Jani Lane was the first person to speak from the stage at the first concert I ever paid money to see, a 1989 show at the West Fargo Fairgrounds featuring Warrant, Great White, and Ratt. In retrospect, that was a real triple-bill of tragedy — Ratt’s Robbin Crosby was the first major ’80s metal figure to contract HIV from heroin use, Great White was the accidental catalyst for the death of 100 people at a 2003 show in Rhode Island, and — today — the news broke that Lane was found dead at the age of 47 in Woodland
Falls Hills, Calif. As I type this sentence, the cause of death has not been reported … but this was a 47-year-old musician who died in a hotel room. Do the math.
It’s easy to compliment the dead, but that’s often the only time we admit noncontextual truths: Lane was an incredible frontman, particularly in 1989. He was loquacious and funny and famous-looking, and Warrant tried so hard to be entertaining; they probably played for only 40 minutes, but they clearly did not want all the teenage girls wearing Ratt T-shirts in the mud to feel remotely ripped off. The only song most of the crowd knew was “Down Boys,” which they may have played twice; I remember they played “Heaven” and everybody sort of instantly knew this would be a supersuccessful single that a lot of guys would pretend to hate during prom. Considering how emotionally invested Warrant seemed in playing for 8,000 people in a city they knew nothing about, it must have been a wonderful time to be the singer in a band that seemed engineered for joy and hugeness. Yet I wonder how often Jani Lane was happy during the 22 years that followed. He had success, but it was the kind of success that’s hard to appreciate.
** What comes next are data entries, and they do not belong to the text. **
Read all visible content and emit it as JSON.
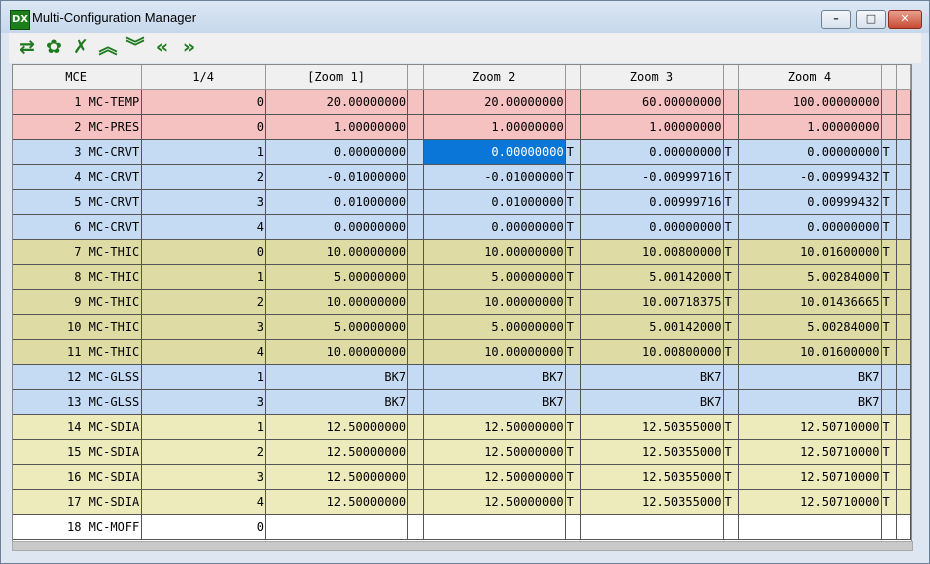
{
  "window": {
    "title": "Multi-Configuration Manager",
    "icon_text": "DX"
  },
  "controls": {
    "minimize": "–",
    "maximize": "□",
    "close": "✕"
  },
  "toolbar": [
    {
      "name": "refresh-icon",
      "glyph": "⇄"
    },
    {
      "name": "settings-gear-icon",
      "glyph": "✿"
    },
    {
      "name": "delete-x-icon",
      "glyph": "✗"
    },
    {
      "name": "double-chevron-up-icon",
      "glyph": "︽"
    },
    {
      "name": "double-chevron-down-icon",
      "glyph": "︾"
    },
    {
      "name": "double-chevron-left-icon",
      "glyph": "«"
    },
    {
      "name": "double-chevron-right-icon",
      "glyph": "»"
    }
  ],
  "headers": [
    "MCE",
    "1/4",
    "[Zoom 1]",
    "Zoom 2",
    "Zoom 3",
    "Zoom 4"
  ],
  "rows": [
    {
      "label": "1 MC-TEMP",
      "group": "temp",
      "config": "0",
      "values": [
        "20.00000000",
        "20.00000000",
        "60.00000000",
        "100.00000000"
      ],
      "solves": [
        "",
        "",
        "",
        ""
      ]
    },
    {
      "label": "2 MC-PRES",
      "group": "temp",
      "config": "0",
      "values": [
        "1.00000000",
        "1.00000000",
        "1.00000000",
        "1.00000000"
      ],
      "solves": [
        "",
        "",
        "",
        ""
      ]
    },
    {
      "label": "3 MC-CRVT",
      "group": "crvt",
      "config": "1",
      "values": [
        "0.00000000",
        "0.00000000",
        "0.00000000",
        "0.00000000"
      ],
      "solves": [
        "",
        "T",
        "T",
        "T"
      ],
      "selected_col": 1
    },
    {
      "label": "4 MC-CRVT",
      "group": "crvt",
      "config": "2",
      "values": [
        "-0.01000000",
        "-0.01000000",
        "-0.00999716",
        "-0.00999432"
      ],
      "solves": [
        "",
        "T",
        "T",
        "T"
      ]
    },
    {
      "label": "5 MC-CRVT",
      "group": "crvt",
      "config": "3",
      "values": [
        "0.01000000",
        "0.01000000",
        "0.00999716",
        "0.00999432"
      ],
      "solves": [
        "",
        "T",
        "T",
        "T"
      ]
    },
    {
      "label": "6 MC-CRVT",
      "group": "crvt",
      "config": "4",
      "values": [
        "0.00000000",
        "0.00000000",
        "0.00000000",
        "0.00000000"
      ],
      "solves": [
        "",
        "T",
        "T",
        "T"
      ]
    },
    {
      "label": "7 MC-THIC",
      "group": "thic",
      "config": "0",
      "values": [
        "10.00000000",
        "10.00000000",
        "10.00800000",
        "10.01600000"
      ],
      "solves": [
        "",
        "T",
        "T",
        "T"
      ]
    },
    {
      "label": "8 MC-THIC",
      "group": "thic",
      "config": "1",
      "values": [
        "5.00000000",
        "5.00000000",
        "5.00142000",
        "5.00284000"
      ],
      "solves": [
        "",
        "T",
        "T",
        "T"
      ]
    },
    {
      "label": "9 MC-THIC",
      "group": "thic",
      "config": "2",
      "values": [
        "10.00000000",
        "10.00000000",
        "10.00718375",
        "10.01436665"
      ],
      "solves": [
        "",
        "T",
        "T",
        "T"
      ]
    },
    {
      "label": "10 MC-THIC",
      "group": "thic",
      "config": "3",
      "values": [
        "5.00000000",
        "5.00000000",
        "5.00142000",
        "5.00284000"
      ],
      "solves": [
        "",
        "T",
        "T",
        "T"
      ]
    },
    {
      "label": "11 MC-THIC",
      "group": "thic",
      "config": "4",
      "values": [
        "10.00000000",
        "10.00000000",
        "10.00800000",
        "10.01600000"
      ],
      "solves": [
        "",
        "T",
        "T",
        "T"
      ]
    },
    {
      "label": "12 MC-GLSS",
      "group": "glss",
      "config": "1",
      "values": [
        "BK7",
        "BK7",
        "BK7",
        "BK7"
      ],
      "solves": [
        "",
        "",
        "",
        ""
      ]
    },
    {
      "label": "13 MC-GLSS",
      "group": "glss",
      "config": "3",
      "values": [
        "BK7",
        "BK7",
        "BK7",
        "BK7"
      ],
      "solves": [
        "",
        "",
        "",
        ""
      ]
    },
    {
      "label": "14 MC-SDIA",
      "group": "sdia",
      "config": "1",
      "values": [
        "12.50000000",
        "12.50000000",
        "12.50355000",
        "12.50710000"
      ],
      "solves": [
        "",
        "T",
        "T",
        "T"
      ]
    },
    {
      "label": "15 MC-SDIA",
      "group": "sdia",
      "config": "2",
      "values": [
        "12.50000000",
        "12.50000000",
        "12.50355000",
        "12.50710000"
      ],
      "solves": [
        "",
        "T",
        "T",
        "T"
      ]
    },
    {
      "label": "16 MC-SDIA",
      "group": "sdia",
      "config": "3",
      "values": [
        "12.50000000",
        "12.50000000",
        "12.50355000",
        "12.50710000"
      ],
      "solves": [
        "",
        "T",
        "T",
        "T"
      ]
    },
    {
      "label": "17 MC-SDIA",
      "group": "sdia",
      "config": "4",
      "values": [
        "12.50000000",
        "12.50000000",
        "12.50355000",
        "12.50710000"
      ],
      "solves": [
        "",
        "T",
        "T",
        "T"
      ]
    },
    {
      "label": "18 MC-MOFF",
      "group": "moff",
      "config": "0",
      "values": [
        "",
        "",
        "",
        ""
      ],
      "solves": [
        "",
        "",
        "",
        ""
      ]
    }
  ],
  "colors": {
    "temp": "#f6c1c1",
    "crvt": "#c4dbf3",
    "thic": "#dedca4",
    "glss": "#c4dbf3",
    "sdia": "#edebbb",
    "moff": "#ffffff",
    "selection": "#0a76d8"
  }
}
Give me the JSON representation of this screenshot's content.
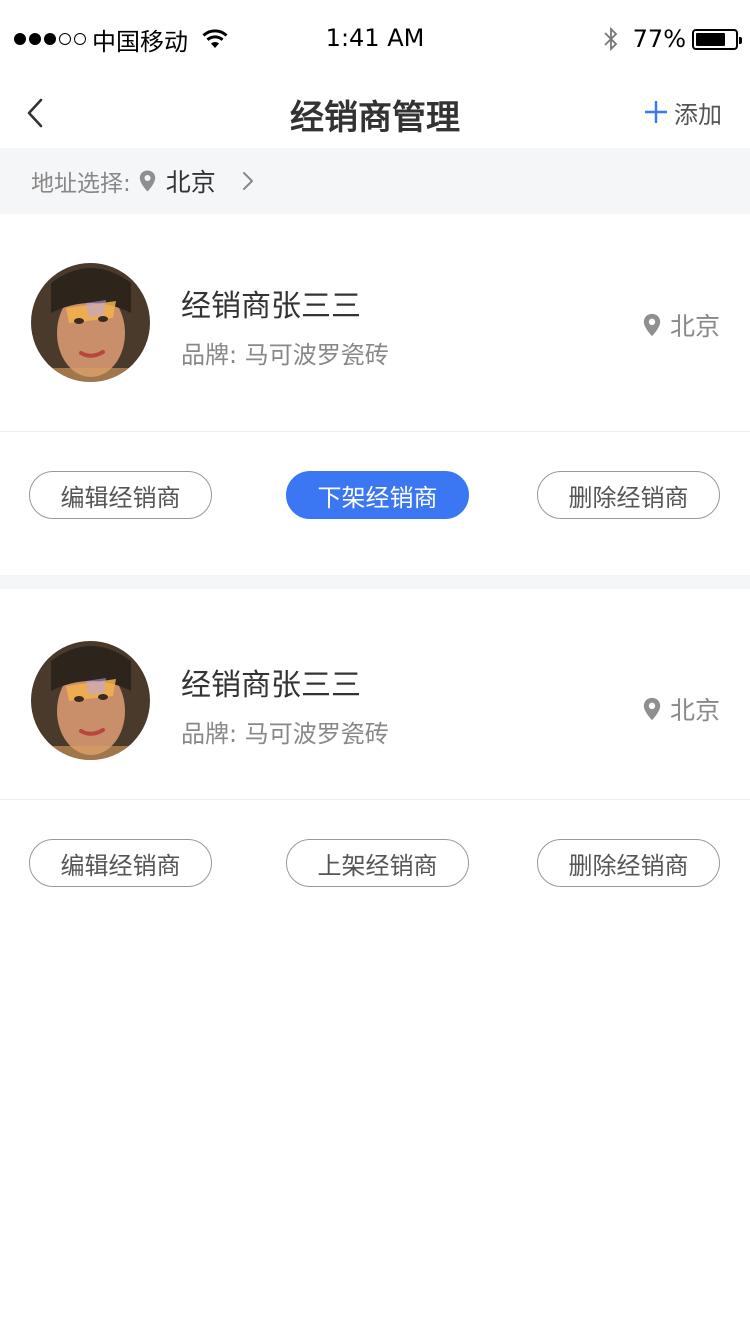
{
  "status_bar": {
    "carrier": "中国移动",
    "time": "1:41 AM",
    "battery_percent": "77%",
    "battery_level": 0.77,
    "signal_bars_filled": 3,
    "signal_bars_total": 5
  },
  "nav": {
    "title": "经销商管理",
    "add_label": "添加"
  },
  "address_filter": {
    "label": "地址选择:",
    "city": "北京"
  },
  "dealers": [
    {
      "name": "经销商张三三",
      "brand_label": "品牌:",
      "brand": "马可波罗瓷砖",
      "location": "北京",
      "actions": [
        "编辑经销商",
        "下架经销商",
        "删除经销商"
      ]
    },
    {
      "name": "经销商张三三",
      "brand_label": "品牌:",
      "brand": "马可波罗瓷砖",
      "location": "北京",
      "actions": [
        "编辑经销商",
        "上架经销商",
        "删除经销商"
      ]
    }
  ],
  "colors": {
    "accent": "#3b76f3",
    "section_bg": "#f5f6f8",
    "text_primary": "#333333",
    "text_secondary": "#888888"
  }
}
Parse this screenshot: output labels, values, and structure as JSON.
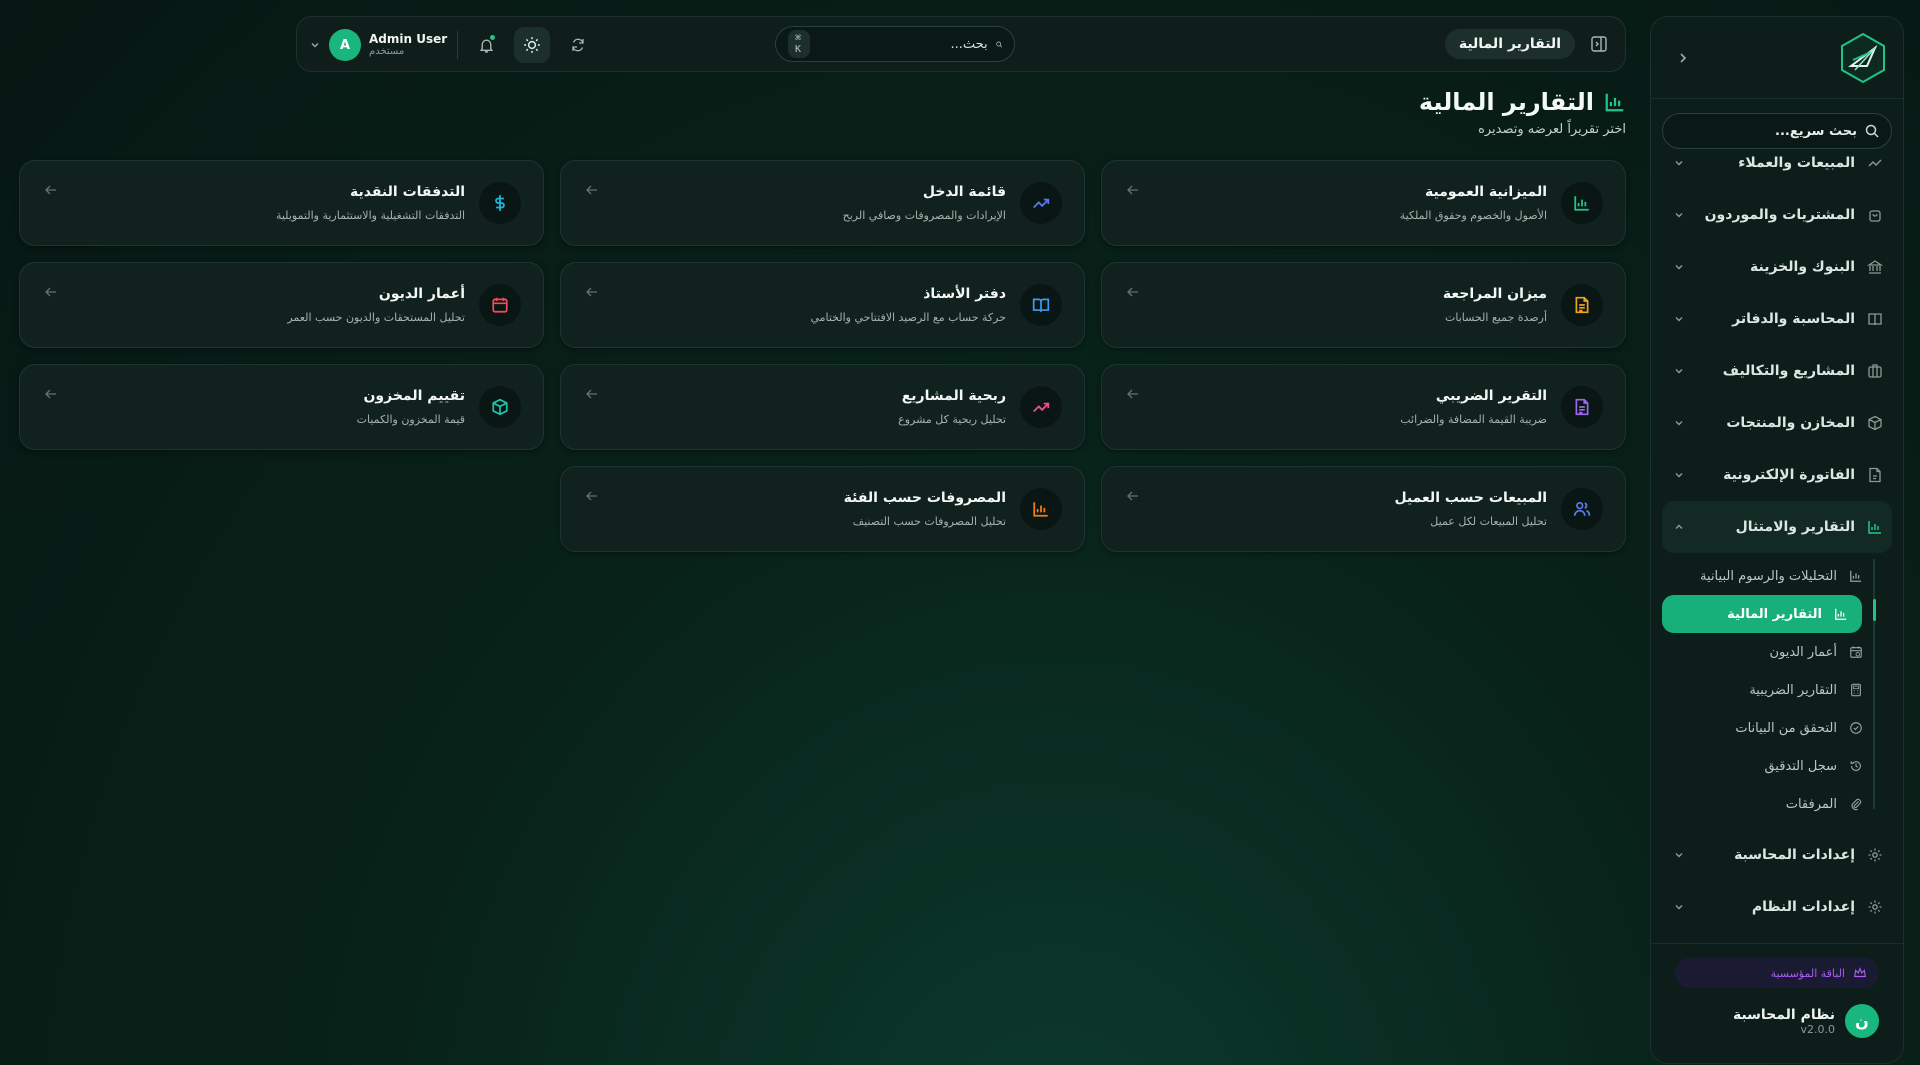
{
  "topbar": {
    "breadcrumb": "التقارير المالية",
    "search_placeholder": "بحث...",
    "shortcut": "⌘ K",
    "user": {
      "initial": "A",
      "name": "Admin User",
      "role": "مستخدم"
    }
  },
  "sidebar": {
    "search_placeholder": "بحث سريع...",
    "items": [
      {
        "label": "المبيعات والعملاء",
        "icon": "trend-icon"
      },
      {
        "label": "المشتريات والموردون",
        "icon": "cart-icon"
      },
      {
        "label": "البنوك والخزينة",
        "icon": "bank-icon"
      },
      {
        "label": "المحاسبة والدفاتر",
        "icon": "book-icon"
      },
      {
        "label": "المشاريع والتكاليف",
        "icon": "briefcase-icon"
      },
      {
        "label": "المخازن والمنتجات",
        "icon": "box-icon"
      },
      {
        "label": "الفاتورة الإلكترونية",
        "icon": "file-icon"
      },
      {
        "label": "التقارير والامتثال",
        "icon": "chart-icon"
      }
    ],
    "sub_items": [
      {
        "label": "التحليلات والرسوم البيانية",
        "icon": "chart-icon"
      },
      {
        "label": "التقارير المالية",
        "icon": "chart-icon"
      },
      {
        "label": "أعمار الديون",
        "icon": "calendar-clock-icon"
      },
      {
        "label": "التقارير الضريبية",
        "icon": "calculator-icon"
      },
      {
        "label": "التحقق من البيانات",
        "icon": "check-circle-icon"
      },
      {
        "label": "سجل التدقيق",
        "icon": "history-icon"
      },
      {
        "label": "المرفقات",
        "icon": "paperclip-icon"
      }
    ],
    "bottom_items": [
      {
        "label": "إعدادات المحاسبة",
        "icon": "gear-icon"
      },
      {
        "label": "إعدادات النظام",
        "icon": "gear-icon"
      }
    ],
    "plan": "الباقة المؤسسية",
    "system": {
      "initial": "ن",
      "name": "نظام المحاسبة",
      "version": "v2.0.0"
    }
  },
  "page": {
    "title": "التقارير المالية",
    "subtitle": "اختر تقريراً لعرضه وتصديره"
  },
  "cards": [
    {
      "title": "الميزانية العمومية",
      "desc": "الأصول والخصوم وحقوق الملكية",
      "icon": "bar-chart-icon",
      "color": "#22c587"
    },
    {
      "title": "قائمة الدخل",
      "desc": "الإيرادات والمصروفات وصافي الربح",
      "icon": "trend-up-icon",
      "color": "#5b74f0"
    },
    {
      "title": "التدفقات النقدية",
      "desc": "التدفقات التشغيلية والاستثمارية والتمويلية",
      "icon": "dollar-icon",
      "color": "#1fb6d6"
    },
    {
      "title": "ميزان المراجعة",
      "desc": "أرصدة جميع الحسابات",
      "icon": "document-icon",
      "color": "#f0a21c"
    },
    {
      "title": "دفتر الأستاذ",
      "desc": "حركة حساب مع الرصيد الافتتاحي والختامي",
      "icon": "open-book-icon",
      "color": "#3b9cf0"
    },
    {
      "title": "أعمار الديون",
      "desc": "تحليل المستحقات والديون حسب العمر",
      "icon": "calendar-icon",
      "color": "#ef4d5e"
    },
    {
      "title": "التقرير الضريبي",
      "desc": "ضريبة القيمة المضافة والضرائب",
      "icon": "receipt-icon",
      "color": "#9a67f0"
    },
    {
      "title": "ربحية المشاريع",
      "desc": "تحليل ربحية كل مشروع",
      "icon": "trend-up-icon",
      "color": "#ec4e96"
    },
    {
      "title": "تقييم المخزون",
      "desc": "قيمة المخزون والكميات",
      "icon": "cube-icon",
      "color": "#1fc4a8"
    },
    {
      "title": "المبيعات حسب العميل",
      "desc": "تحليل المبيعات لكل عميل",
      "icon": "users-icon",
      "color": "#5b7cf0"
    },
    {
      "title": "المصروفات حسب الفئة",
      "desc": "تحليل المصروفات حسب التصنيف",
      "icon": "bar-chart-icon",
      "color": "#f07b1c"
    }
  ],
  "colors": {
    "accent": "#19b67e",
    "premium": "#a45ff0"
  }
}
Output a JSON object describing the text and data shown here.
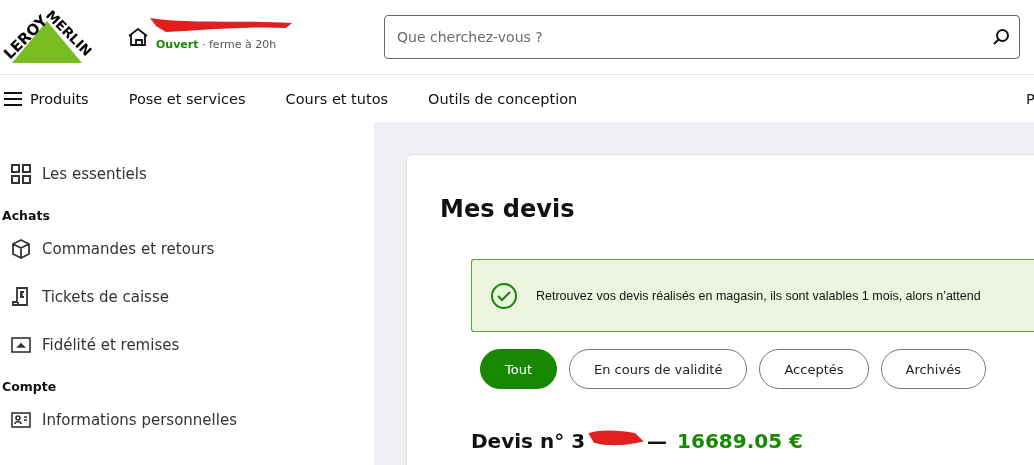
{
  "header": {
    "logo": {
      "left": "LEROY",
      "right": "MERLIN"
    },
    "store": {
      "status": "Ouvert",
      "hours": "· ferme à 20h"
    },
    "search": {
      "placeholder": "Que cherchez-vous ?"
    }
  },
  "nav": {
    "items": [
      {
        "label": "Produits",
        "kind": "menu"
      },
      {
        "label": "Pose et services",
        "kind": "link"
      },
      {
        "label": "Cours et tutos",
        "kind": "link"
      },
      {
        "label": "Outils de conception",
        "kind": "link"
      }
    ],
    "edge_item": "P"
  },
  "sidebar": {
    "groups": [
      {
        "items": [
          {
            "label": "Les essentiels",
            "kind": "grid"
          }
        ]
      },
      {
        "heading": "Achats",
        "items": [
          {
            "label": "Commandes et retours",
            "kind": "box"
          },
          {
            "label": "Tickets de caisse",
            "kind": "receipt"
          },
          {
            "label": "Fidélité et remises",
            "kind": "card"
          }
        ]
      },
      {
        "heading": "Compte",
        "items": [
          {
            "label": "Informations personnelles",
            "kind": "id"
          }
        ]
      }
    ]
  },
  "main": {
    "title": "Mes devis",
    "notice": "Retrouvez vos devis réalisés en magasin, ils sont valables 1 mois, alors n’attend",
    "filters": [
      {
        "label": "Tout",
        "selected": true
      },
      {
        "label": "En cours de validité",
        "selected": false
      },
      {
        "label": "Acceptés",
        "selected": false
      },
      {
        "label": "Archivés",
        "selected": false
      }
    ],
    "quote": {
      "title": "Devis n° 3",
      "dash": "—",
      "amount": "16689.05 €"
    }
  }
}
Lane wrote most of the music for Warrant and was extremely excited about the release of what would be their second album, which he wanted to title Uncle Tom’s Cabin. He thought the hypothetical title track, “Uncle Tom’s Cabin,” was the most sophisticated thing he’d ever composed, and it probably was. But the people at Columbia Records thought it was too understated and maybe “too political” (or something), so they told Lane to write an anthem that was consciously unserious. He supposedly wrote “Cherry Pie” in less than 15 minutes, made several million dollars, and regretted it for 15 years. When you interviewed Lane during the late ’90s, he would talk about “Cherry Pie” like a man who’d thoughtlessly married a gorgeous woman and immediately came to realize he’d irrevocably altered the very meaning of his life, but I guess Lane did that, too (in 1991 he married the actress from the “Cherry Pie” video, Bobbie Brown, but they divorced in ‘93). He sighed a lot. He still made jokes, but they were dark.
In general, Warrant had bad timing. They were blamed for killing heavy metal, even though they never exhibited any interest in being heavy or metallic. Warrant entered a genre of music after that genre had already peaked, which meant they were artificially pushed by industry insiders (who refused to accept that glam was fading) and unfairly maligned by self-consciously trendy fans (their ’91 tour with Trixter and Firehouse was mocked by everyone, including kids who went to the show and admitted it was awesome). Lane often told a story of walking into the Columbia offices in 1993 and expecting to see a framed poster of Warrant in the reception hallway, because that’s where it had always been; when he saw that this picture had been replaced by a likeness of Alice in Chains, he knew it meant something bad. But he kept trying. He really did. He still loved music. Critics will forever argue that the pop he made was fundamentally fake, and I understand what that argument entails. But Lane was not a fake person. When he did (what amounted to) a solo tour in ’96, he would make this weird pact with the audience: He would tell the crowd that he’d play all the old songs he kind of hated if they would just be willing to listen to the new songs he liked. That might sound retrospectively desperate, but that’s not how it felt at the time. It actually made him seem reasonable. He understood how expectation functioned and he realized that the experience of entertainment had no relationship to how non-fans viewed the quality of his work. Lane was less pretentious than most of the credible musicians who usurped his role in the popular culture.
Lane’s life got weird post-1996: A native of Northeast Ohio (and born with the paradoxical name of John Kennedy Oswald), he moved back to Cleveland and briefly became a chef. He gained weight and started wearing eyeglasses, and people thought this was hilarious, because guys who used to sing in rock bands are apparently supposed to live off blueberries and have 20/20 vision. He appeared on one of those terrible VH1 shows about losing weight and temporarily replaced the lead singer of Great White; he made a power-pop album that would have appealed to old Warrant fans if they’d only known it existed. He got a DUI and spent four months in jail. He leaves behind a 19-year-old daughter who probably looks a lot like the beautiful girls who used to be in Warrant videos. He died in a Comfort Inn, which just seems depressing as hell. I can’t tell if he had an obviously great life or a quietly tragic life. Probably both, which is how it goes for most people.
Previously: Louie‘s Brilliant Second Season
Rise of the Ape Movies
Frankenstein’s Monster: A second-by-second analysis of Edgar Winter’s finest nine minutes
Why AMC’s Breaking Bad Beats Mad Men, The Sopranos, and The Wire.